• Exercise brief
The answer must be a single number: how many lines in the entries below contain the word "arrow".
□ □ □
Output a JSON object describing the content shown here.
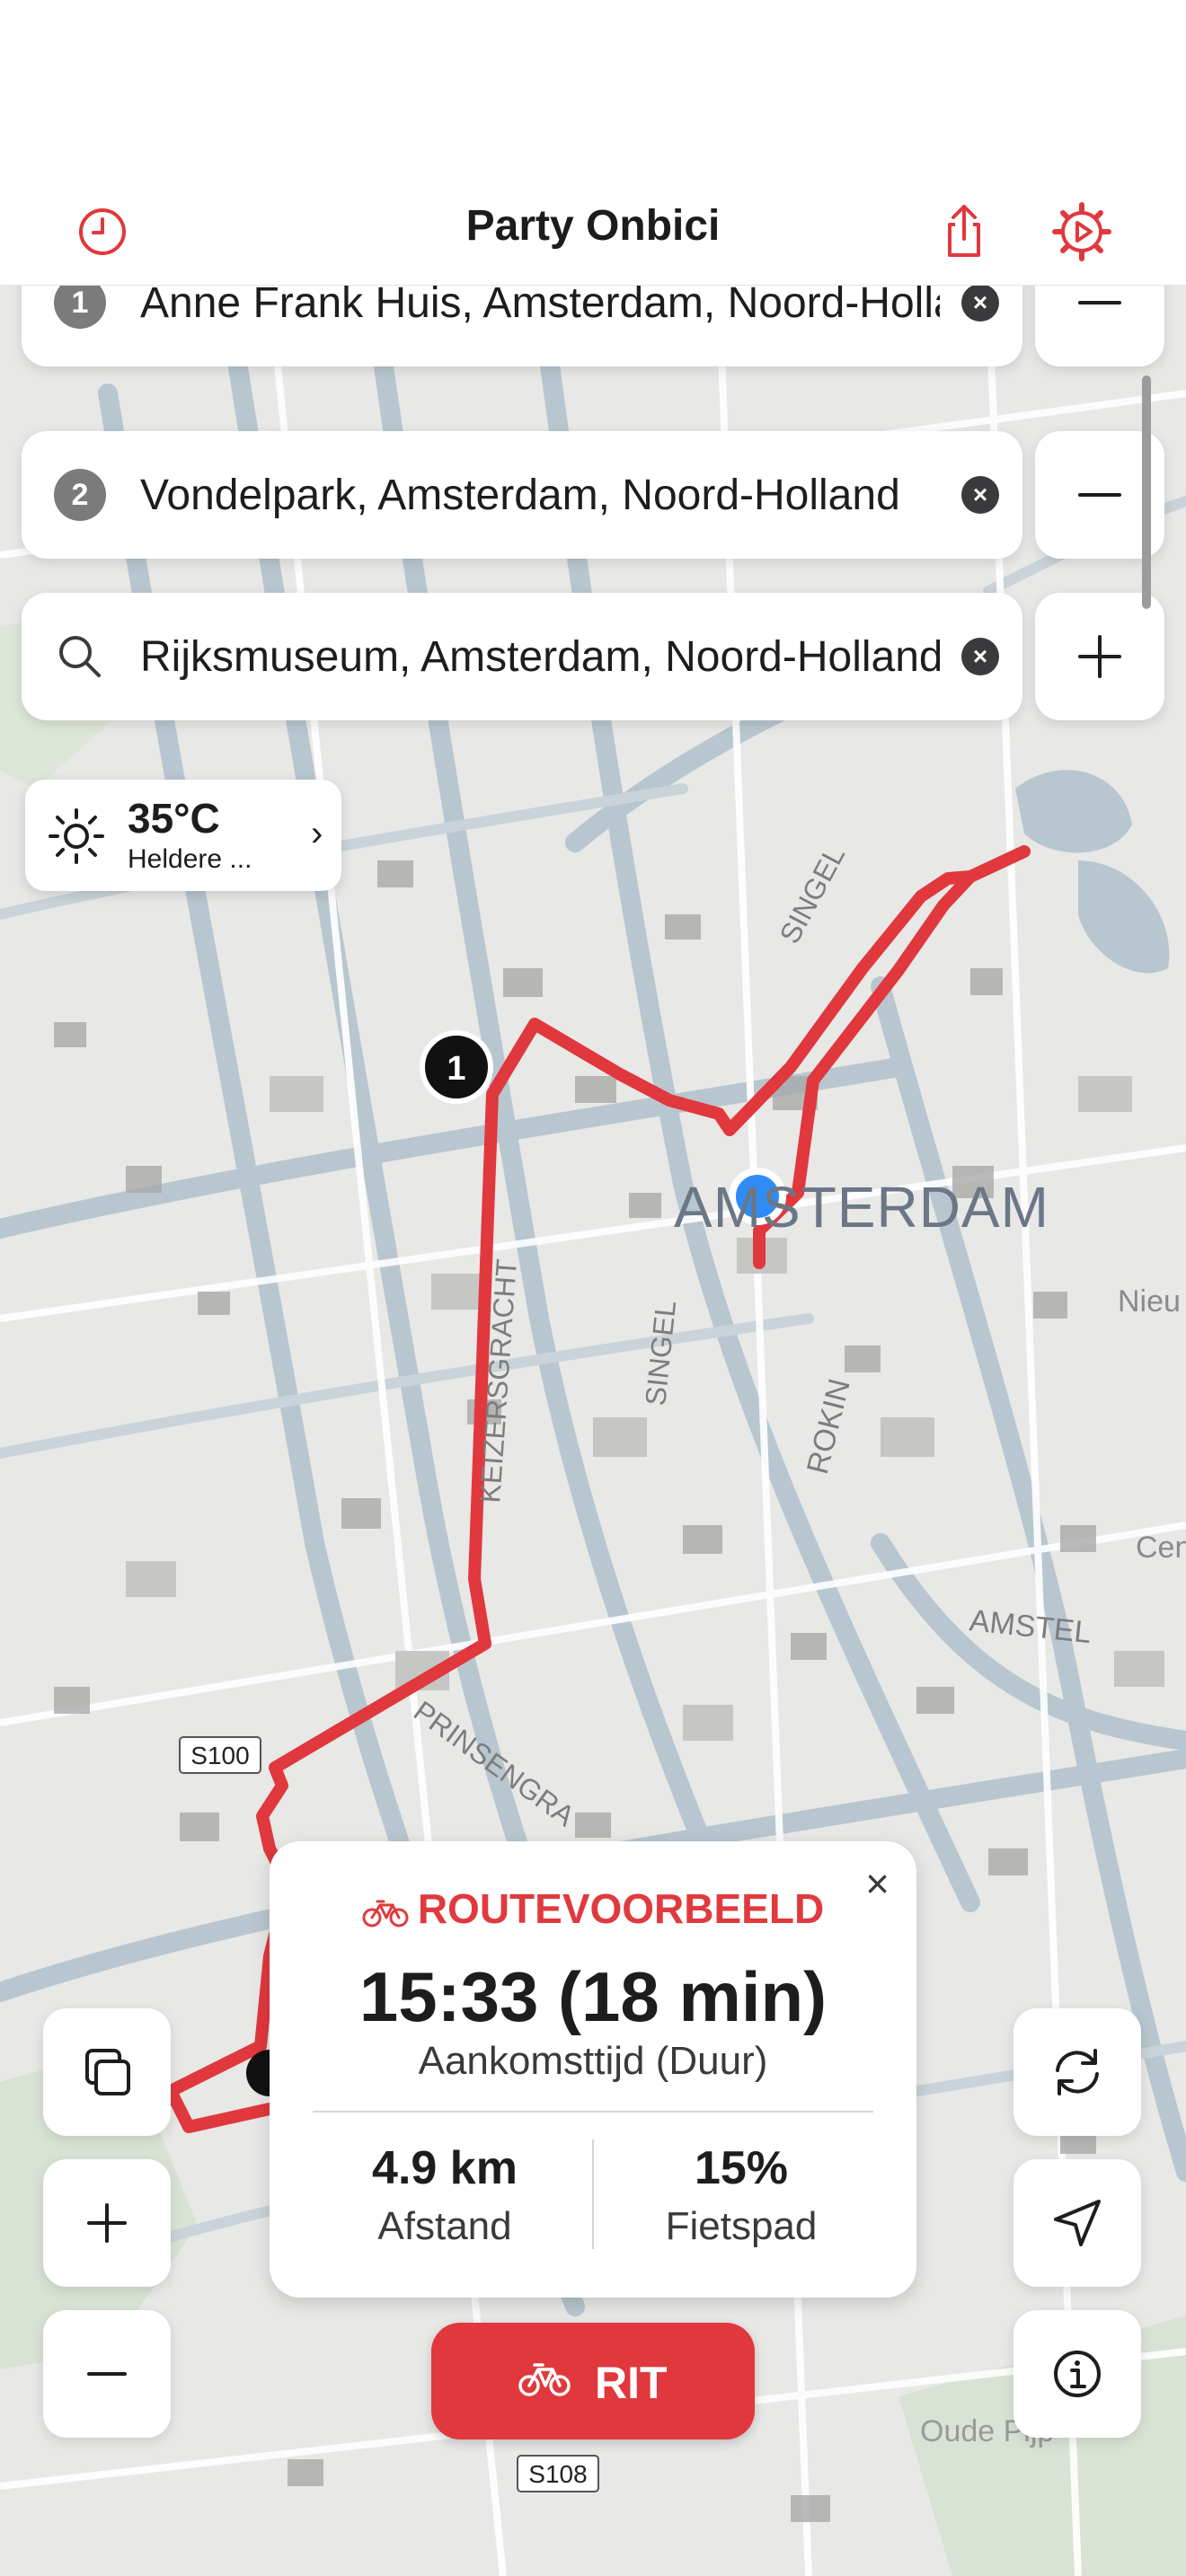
{
  "header": {
    "title": "Party Onbici",
    "accent_color": "#e0383d",
    "icons": {
      "history": "clock-icon",
      "share": "share-icon",
      "settings": "gear-play-icon"
    }
  },
  "waypoints": [
    {
      "number": "1",
      "value": "Anne Frank Huis, Amsterdam, Noord-Holland",
      "action": "minus"
    },
    {
      "number": "2",
      "value": "Vondelpark, Amsterdam, Noord-Holland",
      "action": "minus"
    },
    {
      "icon": "search-icon",
      "value": "Rijksmuseum, Amsterdam, Noord-Holland",
      "action": "plus"
    }
  ],
  "weather": {
    "temperature": "35°C",
    "description": "Heldere ..."
  },
  "map": {
    "labels": {
      "city": "AMSTERDAM",
      "singel_north": "SINGEL",
      "singel_south": "SINGEL",
      "keizersgracht": "KEIZERSGRACHT",
      "rokin": "ROKIN",
      "amstel": "AMSTEL",
      "prinsengracht": "PRINSENGRA",
      "nieuw": "Nieu",
      "cen": "Cen",
      "oude": "Oude Pijp",
      "route_s100": "S100",
      "route_s108": "S108"
    },
    "marker_label": "1",
    "route_color": "#e0383d",
    "location_color": "#2f8cf5"
  },
  "route_card": {
    "heading": "ROUTEVOORBEELD",
    "arrival": "15:33 (18 min)",
    "arrival_label": "Aankomsttijd (Duur)",
    "distance": "4.9 km",
    "distance_label": "Afstand",
    "bikepath": "15%",
    "bikepath_label": "Fietspad",
    "close": "×"
  },
  "controls": {
    "layers": "layers-icon",
    "zoom_in": "plus-icon",
    "zoom_out": "minus-icon",
    "refresh": "refresh-icon",
    "locate": "navigation-arrow-icon",
    "info": "info-icon"
  },
  "ride_button": {
    "label": "RIT"
  }
}
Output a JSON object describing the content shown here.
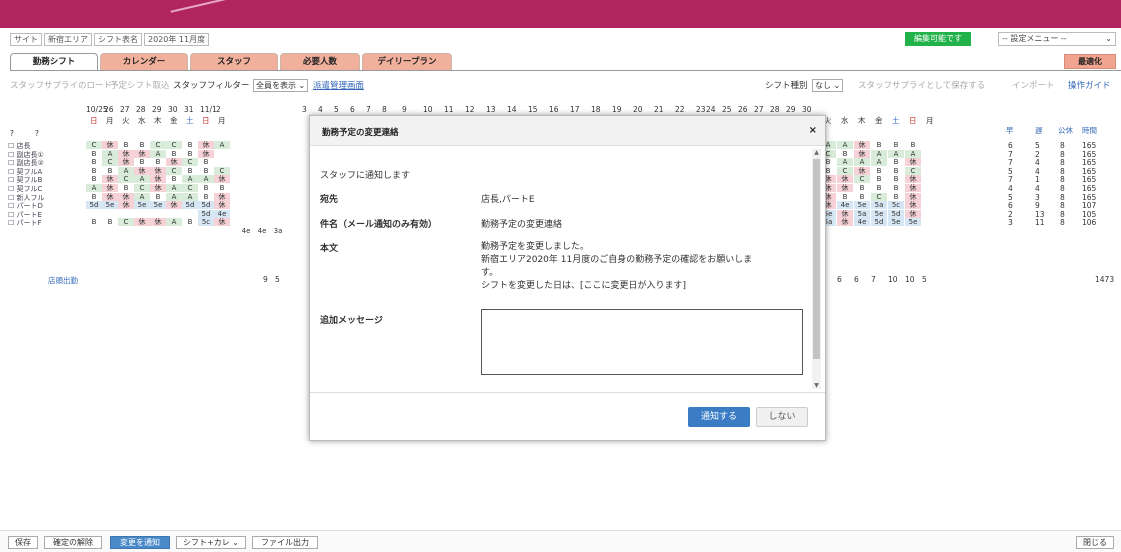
{
  "info_bar": {
    "site_label": "サイト",
    "site_value": "新宿エリア",
    "shift_label": "シフト表名",
    "shift_value": "2020年 11月度"
  },
  "status_badge": "編集可能です",
  "settings_menu": "-- 設定メニュー --",
  "tabs": [
    {
      "label": "勤務シフト",
      "active": true
    },
    {
      "label": "カレンダー"
    },
    {
      "label": "スタッフ"
    },
    {
      "label": "必要人数"
    },
    {
      "label": "デイリープラン"
    }
  ],
  "optimize_button": "最適化",
  "toolbar": {
    "load_supply": "スタッフサプライのロード",
    "load_planned": "予定シフト取込",
    "staff_filter_label": "スタッフフィルター",
    "staff_filter_value": "全員を表示",
    "dispatch_link": "派遣管理画面",
    "shift_type_label": "シフト種別",
    "shift_type_value": "なし",
    "save_supply": "スタッフサプライとして保存する",
    "import": "インポート",
    "guide": "操作ガイド"
  },
  "grid": {
    "corner_left": "?",
    "corner_right": "?",
    "dates_left": [
      "10/25",
      "26",
      "27",
      "28",
      "29",
      "30",
      "31",
      "11/1",
      "2"
    ],
    "weekdays_left": [
      "日",
      "月",
      "火",
      "水",
      "木",
      "金",
      "土",
      "日",
      "月"
    ],
    "dates_mid": [
      "3",
      "4",
      "5",
      "6",
      "7",
      "8",
      "9",
      "10",
      "11",
      "12",
      "13",
      "14",
      "15",
      "16",
      "17",
      "18",
      "19",
      "20",
      "21",
      "22",
      "23",
      "24",
      "25",
      "26",
      "27",
      "28",
      "29",
      "30"
    ],
    "weekdays_right": [
      "火",
      "水",
      "木",
      "金",
      "土",
      "日",
      "月"
    ],
    "summary_headers": [
      "早",
      "遅",
      "公休",
      "時間"
    ],
    "staff": [
      {
        "name": "店長",
        "left": [
          "C",
          "休",
          "B",
          "B",
          "C",
          "C",
          "B",
          "休",
          "A"
        ],
        "right": [
          "A",
          "A",
          "休",
          "B",
          "B",
          "B"
        ],
        "summary": [
          "6",
          "5",
          "8",
          "165"
        ]
      },
      {
        "name": "副店長①",
        "left": [
          "B",
          "A",
          "休",
          "休",
          "A",
          "B",
          "B",
          "休"
        ],
        "right": [
          "C",
          "B",
          "休",
          "A",
          "A",
          "A"
        ],
        "summary": [
          "7",
          "2",
          "8",
          "165"
        ]
      },
      {
        "name": "副店長②",
        "left": [
          "B",
          "C",
          "休",
          "B",
          "B",
          "休",
          "C",
          "B"
        ],
        "right": [
          "B",
          "A",
          "A",
          "A",
          "B",
          "休"
        ],
        "summary": [
          "7",
          "4",
          "8",
          "165"
        ]
      },
      {
        "name": "契フルA",
        "left": [
          "B",
          "B",
          "A",
          "休",
          "休",
          "C",
          "B",
          "B",
          "C"
        ],
        "right": [
          "B",
          "C",
          "休",
          "B",
          "B",
          "C"
        ],
        "summary": [
          "5",
          "4",
          "8",
          "165"
        ]
      },
      {
        "name": "契フルB",
        "left": [
          "B",
          "休",
          "C",
          "A",
          "休",
          "B",
          "A",
          "A",
          "休"
        ],
        "right": [
          "休",
          "休",
          "C",
          "B",
          "B",
          "休"
        ],
        "summary": [
          "7",
          "1",
          "8",
          "165"
        ]
      },
      {
        "name": "契フルC",
        "left": [
          "A",
          "休",
          "B",
          "C",
          "休",
          "A",
          "C",
          "B",
          "B"
        ],
        "right": [
          "休",
          "休",
          "B",
          "B",
          "B",
          "休"
        ],
        "summary": [
          "4",
          "4",
          "8",
          "165"
        ]
      },
      {
        "name": "新人フル",
        "left": [
          "B",
          "休",
          "休",
          "A",
          "B",
          "A",
          "A",
          "B",
          "休"
        ],
        "right": [
          "休",
          "B",
          "B",
          "C",
          "B",
          "休"
        ],
        "summary": [
          "5",
          "3",
          "8",
          "165"
        ]
      },
      {
        "name": "パートD",
        "left": [
          "5d",
          "5e",
          "休",
          "5e",
          "5e",
          "休",
          "5d",
          "5d",
          "休"
        ],
        "right": [
          "休",
          "4e",
          "5e",
          "5a",
          "5c",
          "休"
        ],
        "summary": [
          "6",
          "9",
          "8",
          "107"
        ]
      },
      {
        "name": "パートE",
        "left": [
          "",
          "",
          "",
          "",
          "",
          "",
          "",
          "5d",
          "4e"
        ],
        "right": [
          "5e",
          "休",
          "5a",
          "5e",
          "5d",
          "休"
        ],
        "summary": [
          "2",
          "13",
          "8",
          "105"
        ]
      },
      {
        "name": "パートF",
        "left": [
          "B",
          "B",
          "C",
          "休",
          "休",
          "A",
          "B",
          "5c",
          "休"
        ],
        "right": [
          "5a",
          "休",
          "4e",
          "5d",
          "5e",
          "5e"
        ],
        "summary": [
          "3",
          "11",
          "8",
          "106"
        ]
      }
    ],
    "overflow_left": [
      "4e",
      "4e",
      "3a"
    ],
    "footer_label": "店頭出勤",
    "footer_left": [
      "9",
      "5"
    ],
    "footer_right": [
      "8",
      "6",
      "6",
      "7",
      "10",
      "10",
      "5"
    ],
    "footer_total": "1473"
  },
  "modal": {
    "title": "勤務予定の変更連絡",
    "close": "×",
    "intro": "スタッフに通知します",
    "to_label": "宛先",
    "to_value": "店長,パートE",
    "subject_label": "件名（メール通知のみ有効）",
    "subject_value": "勤務予定の変更連絡",
    "body_label": "本文",
    "body_lines": [
      "勤務予定を変更しました。",
      "新宿エリア2020年 11月度のご自身の勤務予定の確認をお願いしま",
      "す。",
      "シフトを変更した日は、[ここに変更日が入ります]"
    ],
    "extra_label": "追加メッセージ",
    "notify_button": "通知する",
    "cancel_button": "しない"
  },
  "bottom_bar": {
    "save": "保存",
    "unconfirm": "確定の解除",
    "notify_changes": "変更を通知",
    "shift_select": "シフト+カレ",
    "file_output": "ファイル出力",
    "close": "閉じる"
  },
  "colors": {
    "brand": "#b0245f",
    "tab": "#f1b09c",
    "notify": "#3a7dc4",
    "status": "#21b24a"
  }
}
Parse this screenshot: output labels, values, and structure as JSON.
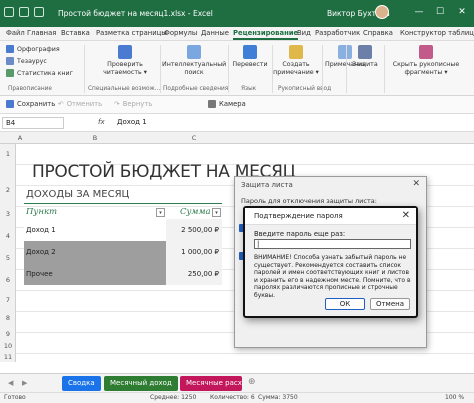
{
  "window": {
    "doc_title": "Простой бюджет на месяц1.xlsx  -  Excel",
    "user": "Виктор Бухтеев",
    "controls": [
      "—",
      "☐",
      "✕"
    ]
  },
  "menu": {
    "tabs": [
      "Файл",
      "Главная",
      "Вставка",
      "Разметка страницы",
      "Формулы",
      "Данные",
      "Рецензирование",
      "Вид",
      "Разработчик",
      "Справка",
      "Конструктор таблиц"
    ],
    "active_index": 6
  },
  "ribbon": {
    "spelling": "Орфография",
    "thesaurus": "Тезаурус",
    "stats": "Статистика книг",
    "readability_1": "Проверить",
    "readability_2": "читаемость ▾",
    "smart_1": "Интеллектуальный",
    "smart_2": "поиск",
    "translate": "Перевести",
    "comment_1": "Создать",
    "comment_2": "примечание ▾",
    "notes": "Примечания",
    "protect": "Защита",
    "hide_ink_1": "Скрыть рукописные",
    "hide_ink_2": "фрагменты ▾",
    "groups": [
      "Правописание",
      "Специальные возмож...",
      "Подробные сведения",
      "Язык",
      "Рукописный ввод"
    ]
  },
  "quick_bar": {
    "save": "Сохранить",
    "undo": "Отменить",
    "redo": "Вернуть",
    "camera": "Камера"
  },
  "formula": {
    "cell_ref": "B4",
    "fx": "fx",
    "content": "Доход 1"
  },
  "columns": [
    "A",
    "B",
    "C"
  ],
  "rows": [
    "1",
    "2",
    "3",
    "4",
    "5",
    "6",
    "7",
    "8",
    "9",
    "10",
    "11"
  ],
  "sheet": {
    "title": "ПРОСТОЙ БЮДЖЕТ НА МЕСЯЦ",
    "subtitle": "ДОХОДЫ ЗА МЕСЯЦ",
    "col_item": "Пункт",
    "col_sum": "Сумма",
    "rows": [
      {
        "item": "Доход 1",
        "sum": "2 500,00 ₽"
      },
      {
        "item": "Доход 2",
        "sum": "1 000,00 ₽"
      },
      {
        "item": "Прочее",
        "sum": "250,00 ₽"
      }
    ]
  },
  "protect_dialog": {
    "title": "Защита листа",
    "fragment": "Пароль для отключения защиты листа:",
    "close": "✕"
  },
  "confirm_dialog": {
    "title": "Подтверждение пароля",
    "close": "✕",
    "prompt": "Введите пароль еще раз:",
    "password_value": "|",
    "warning": "ВНИМАНИЕ! Способа узнать забытый пароль не существует. Рекомендуется составить список паролей и имен соответствующих книг и листов и хранить его в надежном месте. Помните, что в паролях различаются прописные и строчные буквы.",
    "ok": "ОК",
    "cancel": "Отмена"
  },
  "sheet_tabs": [
    {
      "label": "Сводка",
      "color": "#1a73e8"
    },
    {
      "label": "Месячный доход",
      "color": "#2e7d32"
    },
    {
      "label": "Месячные расх...",
      "color": "#c2185b"
    }
  ],
  "status": {
    "ready": "Готово",
    "count": "Среднее: 1250",
    "quantity": "Количество: 6",
    "sum": "Сумма: 3750",
    "zoom": "100 %"
  },
  "colors": {
    "accent": "#1e6e42",
    "table_green": "#2e7d4f",
    "selected_gray": "#9e9e9e"
  }
}
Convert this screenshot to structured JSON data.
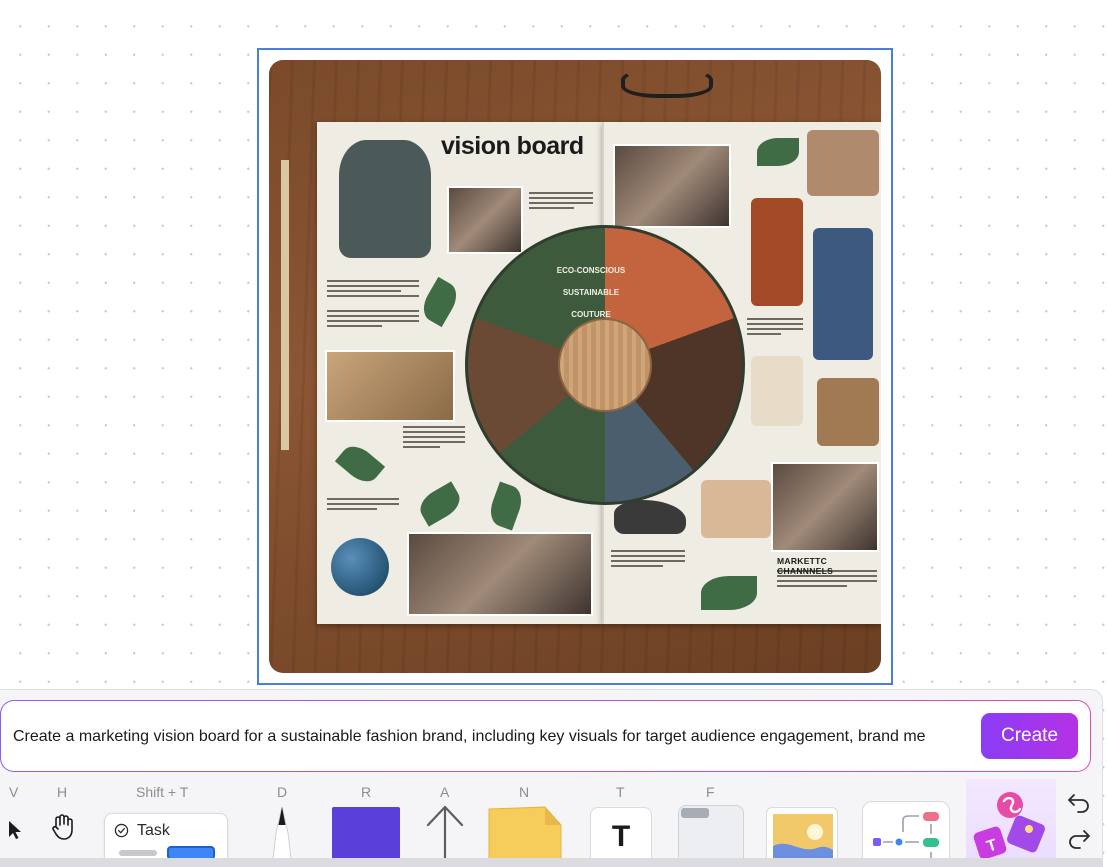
{
  "canvas": {
    "image": {
      "board_title": "vision board",
      "wheel_segments": [
        "ECO-CONSCIOUS",
        "SUSTAINABLE",
        "COUTURE"
      ],
      "marketing_label": "MARKETTC CHANNNELS"
    }
  },
  "prompt": {
    "value": "Create a marketing vision board for a sustainable fashion brand, including key visuals for target audience engagement, brand me",
    "create_label": "Create"
  },
  "toolbar": {
    "shortcuts": {
      "select": "V",
      "hand": "H",
      "task": "Shift + T",
      "pen": "D",
      "rectangle": "R",
      "arrow": "A",
      "sticky": "N",
      "text": "T",
      "frame": "F"
    },
    "task_label": "Task",
    "text_tool_glyph": "T"
  },
  "colors": {
    "accent_purple": "#8a3cf5",
    "selection_blue": "#4a7fe0",
    "rectangle_tool": "#5a3fd8",
    "task_blue": "#3d86f5"
  }
}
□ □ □
• Completed task
2